c. If, as the applicant states, they can't get the HUD 40 year mortgage without the concurrent 40 year tax abatement, are they not then asking the city taxpayers to be, in reality, the guarantors of the HUD mortgage (loan)? I would argue that is exactly what this proposed 40 year tax abatement is, a city property taxpayer-backed federal loan for a private entity's own economic gain.

d. If the commercial lenders refused to invest in this project, and HUD has placed such stringent financial requirements on the mortgage - the 40 year tax abatement - what happens if/when the project fails to meet its financial obligations (as the private lenders seem to fear will happen)? Who is responsible for making the mortgage payments?

6) How does one justify approving a $13 million building paying only $25,000 per year in real property taxes, when many homeowners in Albany are paying upwards of $8,000 per year on a house assessed at only a fraction of the assessed value of 733 Broadway?

7) How do we justify, as stated above, $23 million in tax abatement for more rental units, when the city needs more owner-occupied housing?

8) How does this project fit into the 2030 Plan that stresses increasing the number of owner-occupied homes in Albany? Yes, the Plan does call for more downtown residents, as it should, but where does home ownership show up in this proposal that states in its application it is following the 2030 recommendations?

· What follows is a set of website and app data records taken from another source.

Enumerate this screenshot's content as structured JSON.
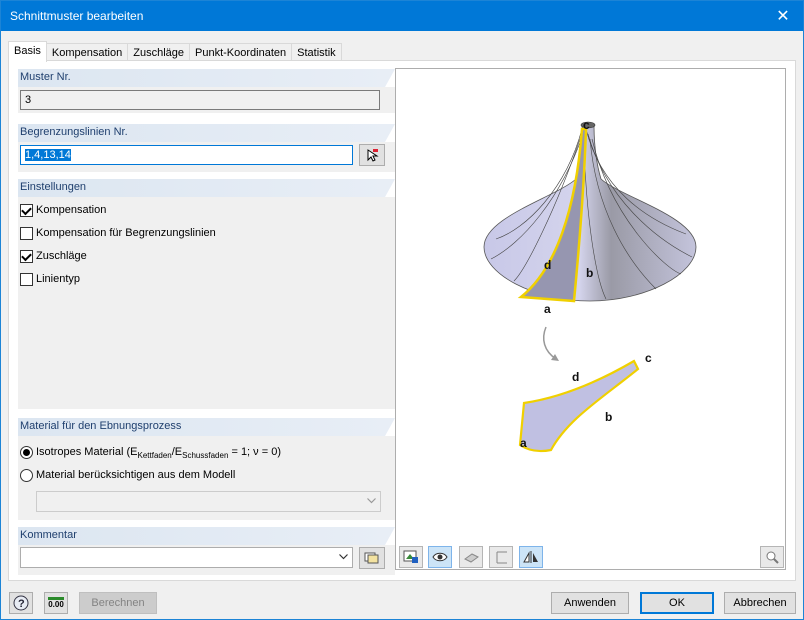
{
  "window": {
    "title": "Schnittmuster bearbeiten",
    "close_glyph": "✕"
  },
  "tabs": [
    {
      "label": "Basis",
      "active": true
    },
    {
      "label": "Kompensation",
      "active": false
    },
    {
      "label": "Zuschläge",
      "active": false
    },
    {
      "label": "Punkt-Koordinaten",
      "active": false
    },
    {
      "label": "Statistik",
      "active": false
    }
  ],
  "muster": {
    "header": "Muster Nr.",
    "value": "3"
  },
  "begrenzung": {
    "header": "Begrenzungslinien Nr.",
    "value": "1,4,13,14",
    "pick_icon": "pick-icon"
  },
  "einstellungen": {
    "header": "Einstellungen",
    "options": [
      {
        "label": "Kompensation",
        "checked": true
      },
      {
        "label": "Kompensation für Begrenzungslinien",
        "checked": false
      },
      {
        "label": "Zuschläge",
        "checked": true
      },
      {
        "label": "Linientyp",
        "checked": false
      }
    ]
  },
  "material": {
    "header": "Material für den Ebnungsprozess",
    "option1_prefix": "Isotropes Material (E",
    "option1_sub1": "Kettfaden",
    "option1_mid": "/E",
    "option1_sub2": "Schussfaden",
    "option1_suffix": " = 1; ν = 0)",
    "option1_checked": true,
    "option2": "Material berücksichtigen aus dem Modell",
    "option2_checked": false,
    "model_select": ""
  },
  "kommentar": {
    "header": "Kommentar",
    "value": ""
  },
  "preview": {
    "labels_top": {
      "c": "c",
      "d": "d",
      "b": "b",
      "a": "a"
    },
    "labels_flat": {
      "c": "c",
      "d": "d",
      "b": "b",
      "a": "a"
    },
    "colors": {
      "surface": "#c5c5e6",
      "edge_highlight": "#f0d000",
      "lines": "#404040"
    }
  },
  "footer": {
    "compute": "Berechnen",
    "apply": "Anwenden",
    "ok": "OK",
    "cancel": "Abbrechen",
    "units_value": "0.00"
  }
}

In general, I think the applicant does not have the necessary capital or financial wherewithal to undertake such a massive project and that approving this proposal as presented puts the City, County and School District in a precarious financial position that our dwindling tax base will have to bear for the benefit of the three listed owners of 733 Broadway. The risk is not worth the limited, and unspecified, benefits as projected by the applicant.